◆ EXERCISE GOAL ◆
All of the data that follows is to be printed exactly, without pictures.
[EXCERPTED RECORDS]
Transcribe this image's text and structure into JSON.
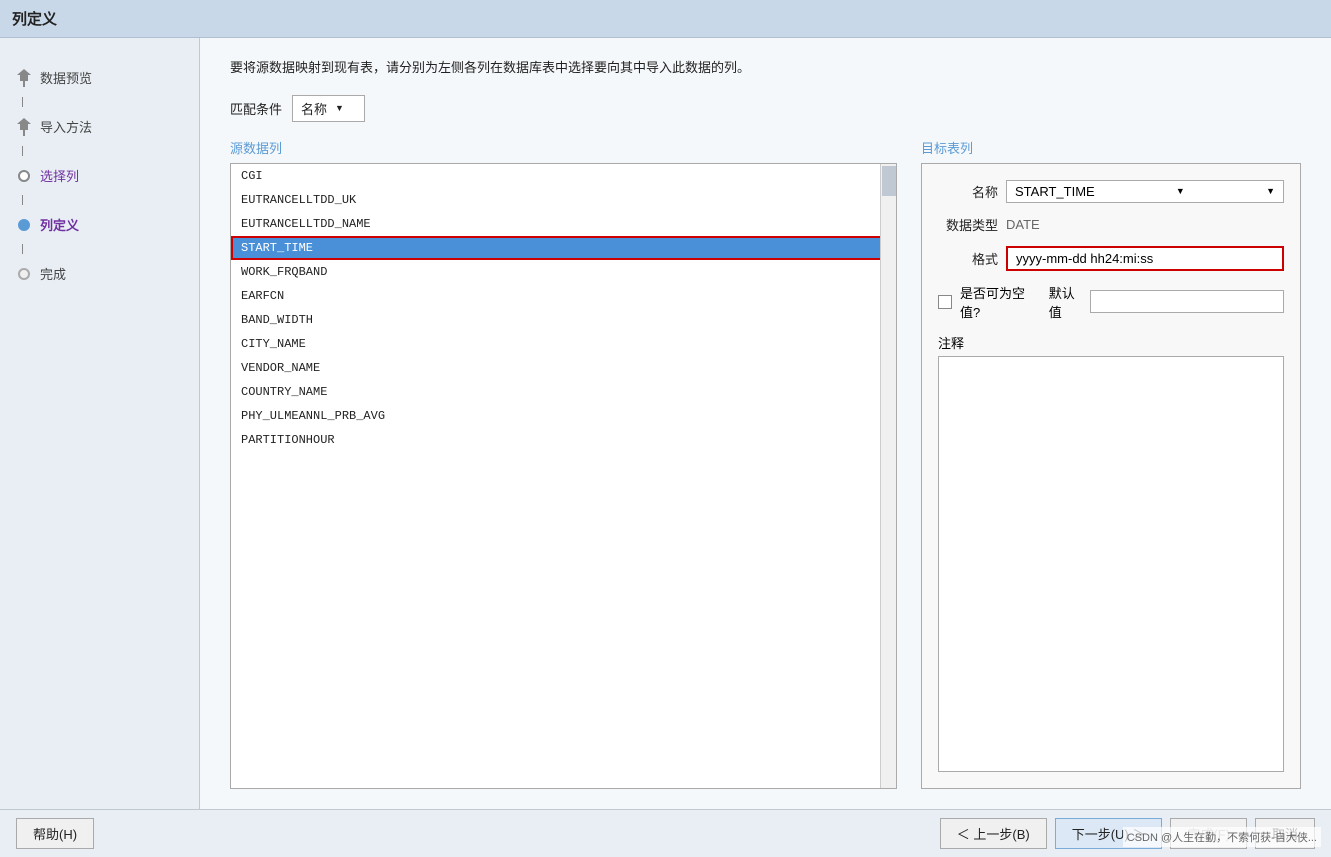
{
  "window": {
    "title": "列定义"
  },
  "sidebar": {
    "items": [
      {
        "id": "data-preview",
        "label": "数据预览",
        "state": "done",
        "icon": "pin"
      },
      {
        "id": "import-method",
        "label": "导入方法",
        "state": "done",
        "icon": "pin"
      },
      {
        "id": "select-columns",
        "label": "选择列",
        "state": "current-done",
        "icon": "circle"
      },
      {
        "id": "column-definition",
        "label": "列定义",
        "state": "active",
        "icon": "circle-filled"
      },
      {
        "id": "finish",
        "label": "完成",
        "state": "pending",
        "icon": "circle"
      }
    ]
  },
  "main": {
    "description": "要将源数据映射到现有表，请分别为左侧各列在数据库表中选择要向其中导入此数据的列。",
    "match_condition": {
      "label": "匹配条件",
      "value": "名称",
      "options": [
        "名称"
      ]
    },
    "source_section": {
      "title": "源数据列",
      "items": [
        "CGI",
        "EUTRANCELLTDD_UK",
        "EUTRANCELLTDD_NAME",
        "START_TIME",
        "WORK_FRQBAND",
        "EARFCN",
        "BAND_WIDTH",
        "CITY_NAME",
        "VENDOR_NAME",
        "COUNTRY_NAME",
        "PHY_ULMEANNL_PRB_AVG",
        "PARTITIONHOUR"
      ],
      "selected_index": 3,
      "selected_value": "START_TIME"
    },
    "target_section": {
      "title": "目标表列",
      "fields": {
        "name_label": "名称",
        "name_value": "START_TIME",
        "datatype_label": "数据类型",
        "datatype_value": "DATE",
        "format_label": "格式",
        "format_value": "yyyy-mm-dd hh24:mi:ss",
        "nullable_label": "是否可为空值?",
        "default_label": "默认值",
        "default_value": "",
        "notes_label": "注释"
      }
    }
  },
  "bottom": {
    "help_label": "帮助(H)",
    "prev_label": "＜ 上一步(B)",
    "next_label": "下一步(U) ＞",
    "finish_label": "完成(F)",
    "cancel_label": "取消"
  },
  "watermark": "CSDN @人生在勤，不索何获-自大侠..."
}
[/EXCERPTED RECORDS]
◆ SOLUTION BELOW ◆
Transcribe this image's text and structure into JSON.
{
  "window": {
    "title": "列定义"
  },
  "sidebar": {
    "items": [
      {
        "id": "data-preview",
        "label": "数据预览",
        "state": "done",
        "icon": "pin"
      },
      {
        "id": "import-method",
        "label": "导入方法",
        "state": "done",
        "icon": "pin"
      },
      {
        "id": "select-columns",
        "label": "选择列",
        "state": "current-done",
        "icon": "circle"
      },
      {
        "id": "column-definition",
        "label": "列定义",
        "state": "active",
        "icon": "circle-filled"
      },
      {
        "id": "finish",
        "label": "完成",
        "state": "pending",
        "icon": "circle"
      }
    ]
  },
  "main": {
    "description": "要将源数据映射到现有表，请分别为左侧各列在数据库表中选择要向其中导入此数据的列。",
    "match_condition": {
      "label": "匹配条件",
      "value": "名称",
      "options": [
        "名称"
      ]
    },
    "source_section": {
      "title": "源数据列",
      "items": [
        "CGI",
        "EUTRANCELLTDD_UK",
        "EUTRANCELLTDD_NAME",
        "START_TIME",
        "WORK_FRQBAND",
        "EARFCN",
        "BAND_WIDTH",
        "CITY_NAME",
        "VENDOR_NAME",
        "COUNTRY_NAME",
        "PHY_ULMEANNL_PRB_AVG",
        "PARTITIONHOUR"
      ],
      "selected_index": 3,
      "selected_value": "START_TIME"
    },
    "target_section": {
      "title": "目标表列",
      "fields": {
        "name_label": "名称",
        "name_value": "START_TIME",
        "datatype_label": "数据类型",
        "datatype_value": "DATE",
        "format_label": "格式",
        "format_value": "yyyy-mm-dd hh24:mi:ss",
        "nullable_label": "是否可为空值?",
        "default_label": "默认值",
        "default_value": "",
        "notes_label": "注释"
      }
    }
  },
  "bottom": {
    "help_label": "帮助(H)",
    "prev_label": "＜ 上一步(B)",
    "next_label": "下一步(U) ＞",
    "finish_label": "完成(F)",
    "cancel_label": "取消"
  },
  "watermark": "CSDN @人生在勤，不索何获-自大侠..."
}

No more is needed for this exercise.